(Image from here)
It’s not often that I get to the movies these days, but every now and then the stars align and I get the opportunity. On Sunday night those stars were all in the right spot, my friend had half price tickets, Mr Good didn’t have footy or work and everyone was well. So for perhaps the first time since the arrival of Baby Good I went out in the late afternoon and evening leaving Mr Good to deal with arsenic hour, dinner, bath and bedtimes.
The film was Wish you were here, an Australian film starring Joel Edgerton and Felicity Price. The last film I saw with Joel Edgerton was Animal Kingdom with Jackie Weaver, it was brilliant! Ever since I’ve admired Edgerton’s acting skills and the interesting roles he takes on. While this film certainly wasn’t of the same calibre as Animal Kingdom it was another interesting, intense and emotional role and his performance was strong.
The story goes like this (as they say on Playschool, Miss Three is watching it as I write this): Four friends take off for a care-free holiday in a remote coastal town in Cambodia. Actually, I say friends but really it is married couple Dave (Edgerton) and Alice (Price), Alice is expecting their third child in a few months, Alice’s sister Steph and her relatively new boyfriend Jeremy. The reason for the trip and the particular destination is that Jeremy has business dealings with some locals to arrange and can write off the trip for the four of them. Jeremy’s business dealings are somewhat vague, importing and exporting I think is how it would be labelled officially. After an evening of drinking, dancing and taking drugs (all except the pregnant Alice that is), Jeremy disappears and the other three return to Australia without him.
The rest of the film is spent unraveling the mystery surrounding Jeremy’s disappearance, while the lives of the other three characters fall apart around them. It’s not a fast paced film, it’s subtle and filled with endless anxiety and tension. Along the way small clues are revealed to the viewer, by way of flash backs usually, each time adding only a small piece to the puzzle.

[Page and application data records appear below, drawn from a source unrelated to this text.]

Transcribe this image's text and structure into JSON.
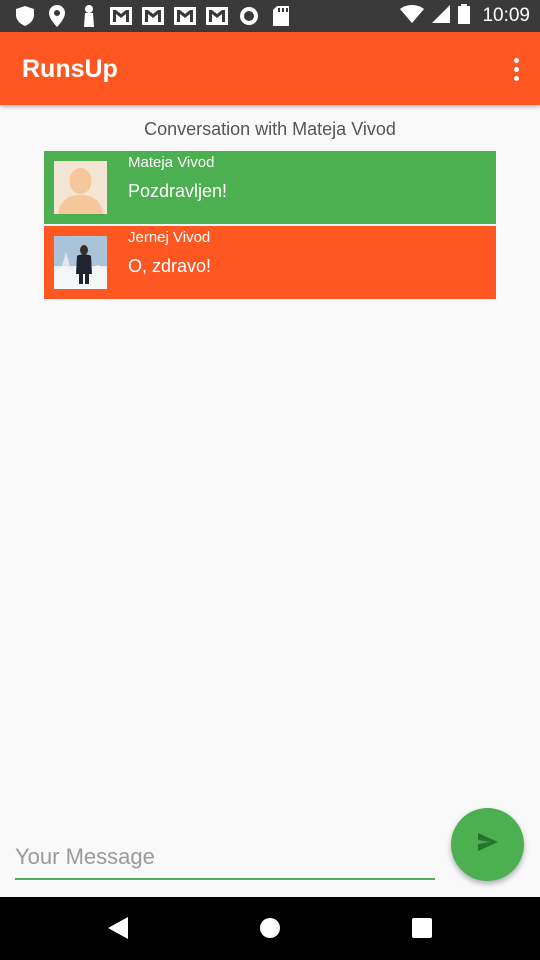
{
  "status_bar": {
    "time": "10:09",
    "left_icons": [
      "shield-icon",
      "location-icon",
      "bolt-icon",
      "gmail-icon",
      "gmail-icon",
      "gmail-icon",
      "gmail-icon",
      "circle-icon",
      "sd-card-icon"
    ],
    "right_icons": [
      "wifi-icon",
      "cell-signal-icon",
      "battery-icon"
    ]
  },
  "app_bar": {
    "title": "RunsUp",
    "menu_icon": "more-vert-icon",
    "color": "#ff5722"
  },
  "conversation": {
    "header": "Conversation with Mateja Vivod",
    "messages": [
      {
        "sender": "Mateja Vivod",
        "text": "Pozdravljen!",
        "color": "#4caf50",
        "avatar": "default-avatar"
      },
      {
        "sender": "Jernej Vivod",
        "text": "O, zdravo!",
        "color": "#ff5722",
        "avatar": "photo-avatar"
      }
    ]
  },
  "composer": {
    "placeholder": "Your Message",
    "value": "",
    "send_icon": "send-icon",
    "accent": "#4caf50"
  },
  "nav_bar": {
    "buttons": [
      "back-icon",
      "home-icon",
      "recents-icon"
    ]
  }
}
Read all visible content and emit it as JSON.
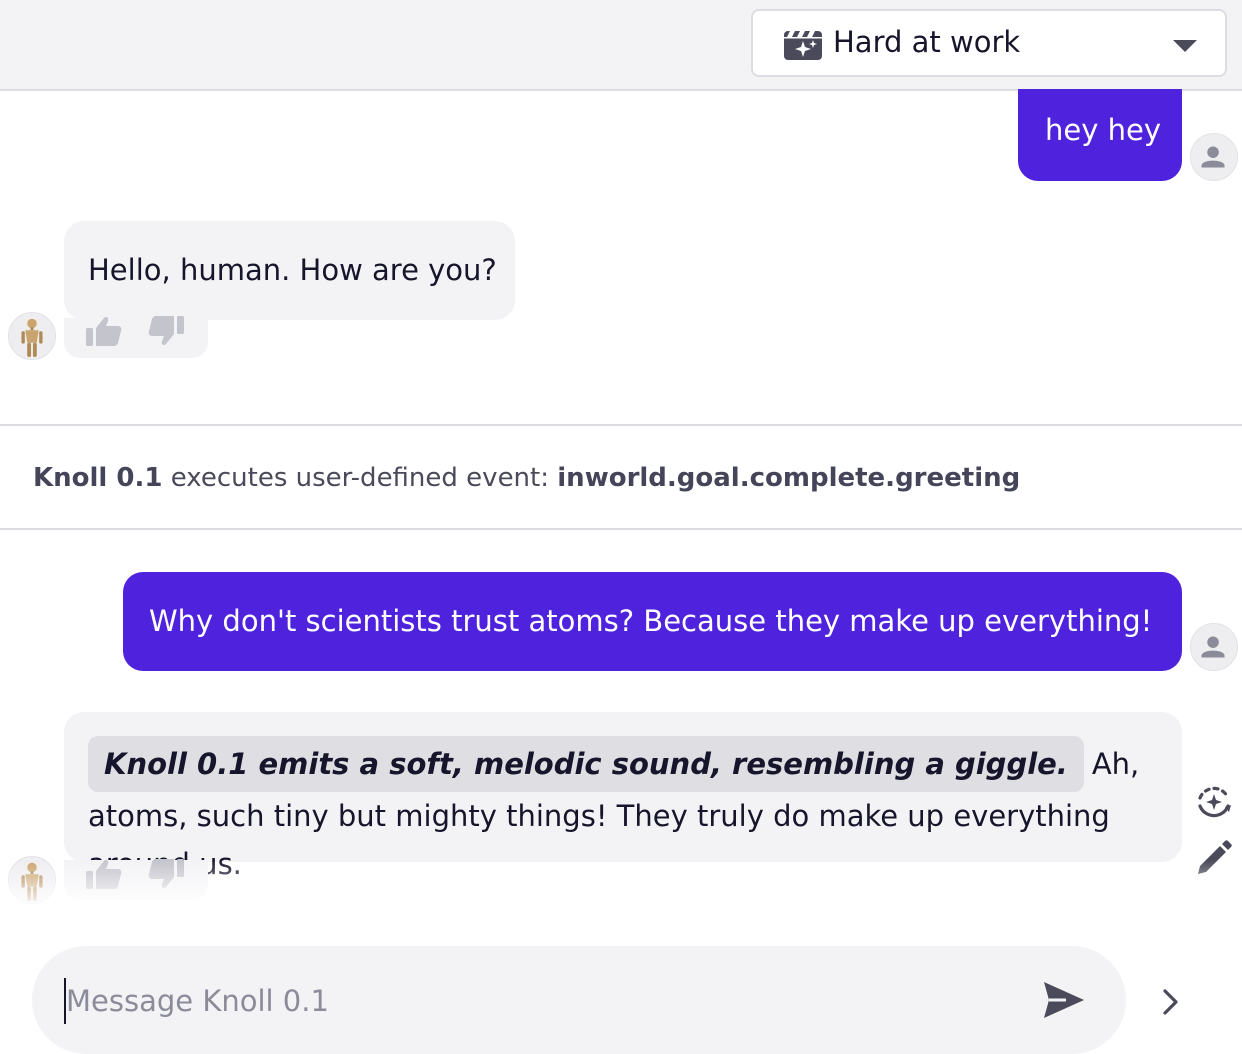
{
  "header": {
    "mood_selector": {
      "icon": "clapperboard-sparkle-icon",
      "label": "Hard at work"
    }
  },
  "messages": [
    {
      "role": "user",
      "text": "hey hey"
    },
    {
      "role": "bot",
      "text": "Hello, human. How are you?"
    },
    {
      "role": "user",
      "text": "Why don't scientists trust atoms? Because they make up everything!"
    },
    {
      "role": "bot",
      "emote": "Knoll 0.1 emits a soft, melodic sound, resembling a giggle.",
      "text": "Ah, atoms, such tiny but mighty things! They truly do make up everything around us."
    }
  ],
  "event": {
    "character": "Knoll 0.1",
    "text": "executes user-defined event:",
    "event_name": "inworld.goal.complete.greeting"
  },
  "composer": {
    "placeholder": "Message Knoll 0.1",
    "value": ""
  },
  "icons": {
    "like": "thumbs-up-icon",
    "dislike": "thumbs-down-icon",
    "regenerate": "regenerate-sparkle-icon",
    "edit": "pencil-icon",
    "send": "send-icon",
    "expand": "chevron-right-icon"
  },
  "colors": {
    "user_bubble": "#4f22dd",
    "bot_bubble": "#f3f3f6",
    "header_bg": "#f3f3f6",
    "text": "#16152b"
  }
}
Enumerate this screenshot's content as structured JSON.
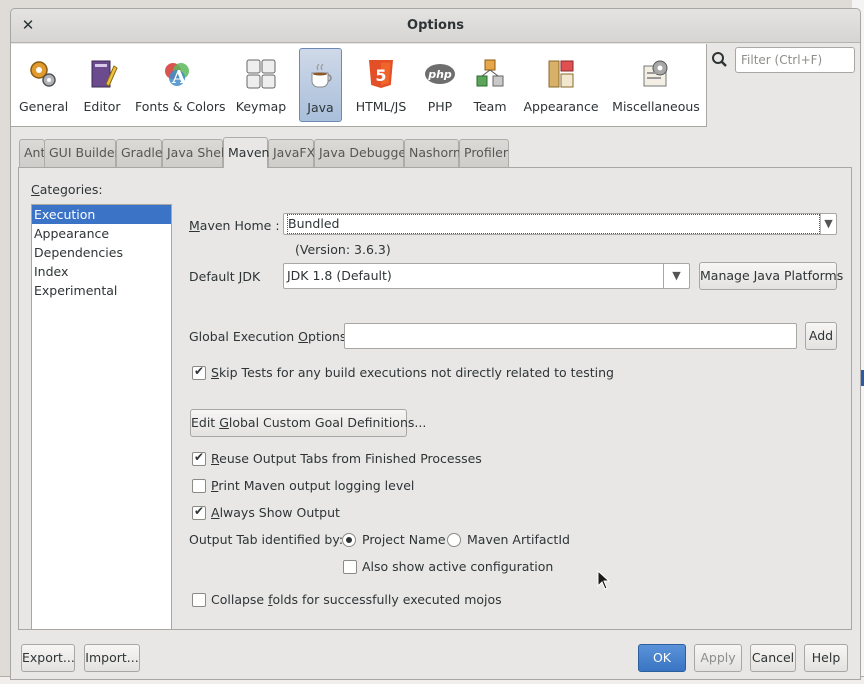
{
  "window": {
    "title": "Options"
  },
  "categories": [
    {
      "label": "General",
      "icon": "gears-icon"
    },
    {
      "label": "Editor",
      "icon": "editor-icon"
    },
    {
      "label": "Fonts & Colors",
      "icon": "fonts-colors-icon"
    },
    {
      "label": "Keymap",
      "icon": "keymap-icon"
    },
    {
      "label": "Java",
      "icon": "java-cup-icon",
      "selected": true
    },
    {
      "label": "HTML/JS",
      "icon": "html5-icon"
    },
    {
      "label": "PHP",
      "icon": "php-icon"
    },
    {
      "label": "Team",
      "icon": "team-cubes-icon"
    },
    {
      "label": "Appearance",
      "icon": "appearance-icon"
    },
    {
      "label": "Miscellaneous",
      "icon": "miscellaneous-icon"
    }
  ],
  "filter": {
    "placeholder": "Filter (Ctrl+F)",
    "value": ""
  },
  "tabs": [
    "Ant",
    "GUI Builder",
    "Gradle",
    "Java Shell",
    "Maven",
    "JavaFX",
    "Java Debugger",
    "Nashorn",
    "Profiler"
  ],
  "active_tab": "Maven",
  "maven": {
    "categories_label_first": "C",
    "categories_label_rest": "ategories:",
    "category_items": [
      "Execution",
      "Appearance",
      "Dependencies",
      "Index",
      "Experimental"
    ],
    "selected_category": "Execution",
    "maven_home_first": "M",
    "maven_home_rest": "aven Home :",
    "maven_home_value": "Bundled",
    "version_text": "(Version: 3.6.3)",
    "default_jdk_pre": "Default ",
    "default_jdk_u": "J",
    "default_jdk_post": "DK",
    "default_jdk_value": "JDK 1.8 (Default)",
    "manage_platforms": "Manage Java Platforms",
    "global_options_pre": "Global Execution ",
    "global_options_u": "O",
    "global_options_post": "ptions:",
    "global_options_value": "",
    "add_button": "Add",
    "skip_tests_u": "S",
    "skip_tests_rest": "kip Tests for any build executions not directly related to testing",
    "skip_tests_checked": true,
    "edit_goals_pre": "Edit ",
    "edit_goals_u": "G",
    "edit_goals_post": "lobal Custom Goal Definitions...",
    "reuse_tabs_u": "R",
    "reuse_tabs_rest": "euse Output Tabs from Finished Processes",
    "reuse_tabs_checked": true,
    "print_logging_u": "P",
    "print_logging_rest": "rint Maven output logging level",
    "print_logging_checked": false,
    "always_show_u": "A",
    "always_show_rest": "lways Show Output",
    "always_show_checked": true,
    "output_tab_label": "Output Tab identified by:",
    "radio_project_name": "Project Name",
    "radio_artifact_id": "Maven ArtifactId",
    "selected_radio": "Project Name",
    "also_show_active": "Also show active configuration",
    "also_show_active_checked": false,
    "collapse_pre": "Collapse ",
    "collapse_u": "f",
    "collapse_post": "olds for successfully executed mojos",
    "collapse_checked": false
  },
  "footer": {
    "export": "Export...",
    "import": "Import...",
    "ok": "OK",
    "apply": "Apply",
    "cancel": "Cancel",
    "help": "Help"
  },
  "colors": {
    "selection_blue": "#3b74c6",
    "primary_button": "#4a86d0",
    "window_bg": "#e8e7e6"
  }
}
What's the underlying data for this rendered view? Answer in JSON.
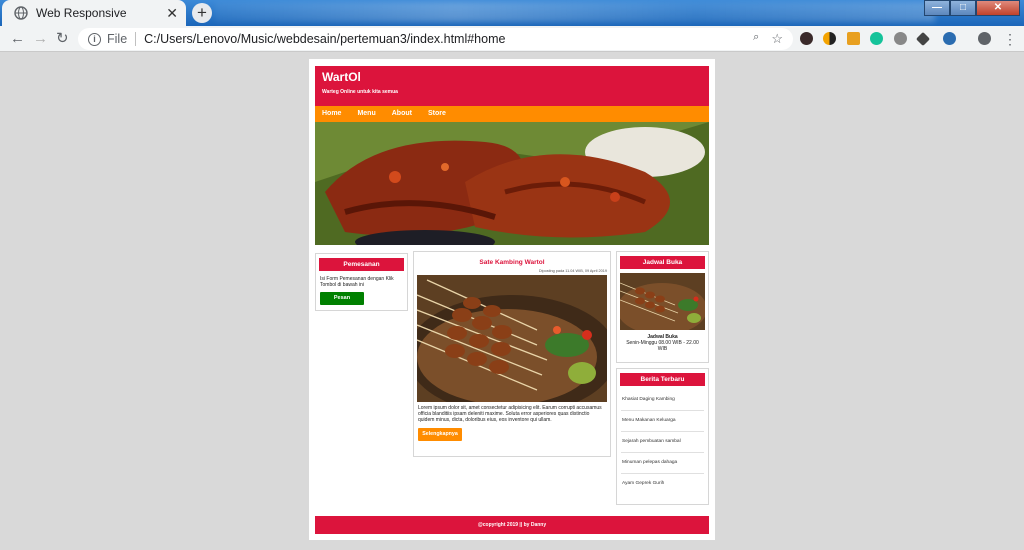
{
  "browser": {
    "tab_title": "Web Responsive",
    "tab_close": "✕",
    "new_tab": "+",
    "scheme_label": "File",
    "url": "C:/Users/Lenovo/Music/webdesain/pertemuan3/index.html#home",
    "back_icon": "←",
    "forward_icon": "→",
    "reload_icon": "↻",
    "zoom_icon": "🔍",
    "star_icon": "☆",
    "menu_icon": "⋮",
    "window_minimize": "—",
    "window_maximize": "□",
    "window_close": "✕"
  },
  "site": {
    "logo": "WartOl",
    "tagline": "Warteg Online untuk kita semua",
    "menu": [
      "Home",
      "Menu",
      "About",
      "Store"
    ]
  },
  "order": {
    "title": "Pemesanan",
    "text": "Isi Form Pemesanan dengan Klik Tombol di bawah ini",
    "button": "Pesan"
  },
  "article": {
    "title": "Sate Kambing Wartol",
    "meta": "Diposting pada 11.04 WIB, 09 April 2019",
    "body": "Lorem ipsum dolor sit, amet consectetur adipisicing elit. Earum corrupti accusamus officia blanditiis ipsam deleniti maxime. Soluta error asperiores quas distinctio quidem minus, dicta, doloribus eius, eos inventore qui ullam.",
    "button": "Selengkapnya"
  },
  "hours": {
    "title": "Jadwal Buka",
    "label": "Jadwal Buka",
    "value": "Senin-Minggu 08.00 WIB - 22.00 WIB"
  },
  "news": {
    "title": "Berita Terbaru",
    "items": [
      "Khasiat Daging Kambing",
      "Menu Makanan Keluarga",
      "Sejarah pembuatan sambal",
      "Minuman pelepas dahaga",
      "Ayam Geprek Gurih"
    ]
  },
  "footer": {
    "text": "@copyright 2019 || by Danny"
  },
  "colors": {
    "primary": "#dc143c",
    "accent": "#ff8c00",
    "green": "#008000"
  }
}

The performances of both Edgerton and Price hold the film together and without them it could have fallen very flat. It is the relationship between Dave and Alice that draws the viewer in and engages them with the story and the characters in it. What is it that’s eating Dave up from the inside and why can’t he let Alice in? That said the resolution of the story, while answering all the necessary questions, didn’t add greatly to the overall experience. It’s difficult to write about this film in any more detail without giving away vital parts of the mystery, so I’ll leave it there in terms of the storyline.
Aside from the actual plot these was one thing that really bugged me. At one point Dave suggests moving house to somewhere bigger, though the house already appeared pretty big to me. The house and in particular the views (and the kitchen, oh the envy!) were AMAZING, harbour views in Sydney, need I say more. What bugged me was that Dave was an apparently struggling boat builder and Alice worked part time teaching English to migrants. They debated how they could afford the holiday and were saving up to replace Alice’s relatively old car with another, bigger one before the baby arrived. How on earth could they afford that house? I want reality in a film like this and that house just didn’t match the circumstances. I couldn’t understand why they didn’t locate the film in suburban Sydney, in fitting with the characters. I’m also drawn to films depicting suburbia and those living there in ways that aren’t all they appear (Alexandra’s Project anyone? If you haven’t seen it, I highly recommend it, though not if you want something light) so I think suburbia would have been a better and more realistic location for this film.
I did enjoy this film and if I was into stars it would probably get about three. It’s Australian which is a big tick for me, it is certainly mysterious, the underlying tension succeeds in drawing in the audience, but it’s not what I would call gripping. I think that’s a pretty fair assessment.
Interestingly, I saw this film at the Palace cinema in Westgarth, and before the main feature they showed a short film called The Palace. The staff gave us a synopsis for the film, told us to read it as there had been complaints and warned us that it was a bit ‘graphic’. We did read the passage, decided to see it and then sat in shock. The warning didn’t really account for what was shown. The film was set in Cyprus in 1974 during a bloody conflict. It depicts a family fleeing for their lives and a young soldier, obviously conscripted into service, confronting the brutality of war and his part in it. We were expecting war-like violence, which we got. We weren’t expecting to see the slow and torturous death of an infant, it was horrific and that final image stayed with me for days. Even with the warning I was not prepared, I would have preferred not to see it and I can understand why they had had complaints. On the other hand, it was based on real events and I see the importance of telling these stories (like telling holocaust stories). The film won many awards and has found critical acclaim, probably deservedly so, it was a brave film to make. But I wander about the decision to show this before another, very different, film rather than in it’s own right, or with a series of other short films.
Anyone else seen a film lately? Good, bad, indifferent? What do you look for in a good film? And what do you think of Australia films?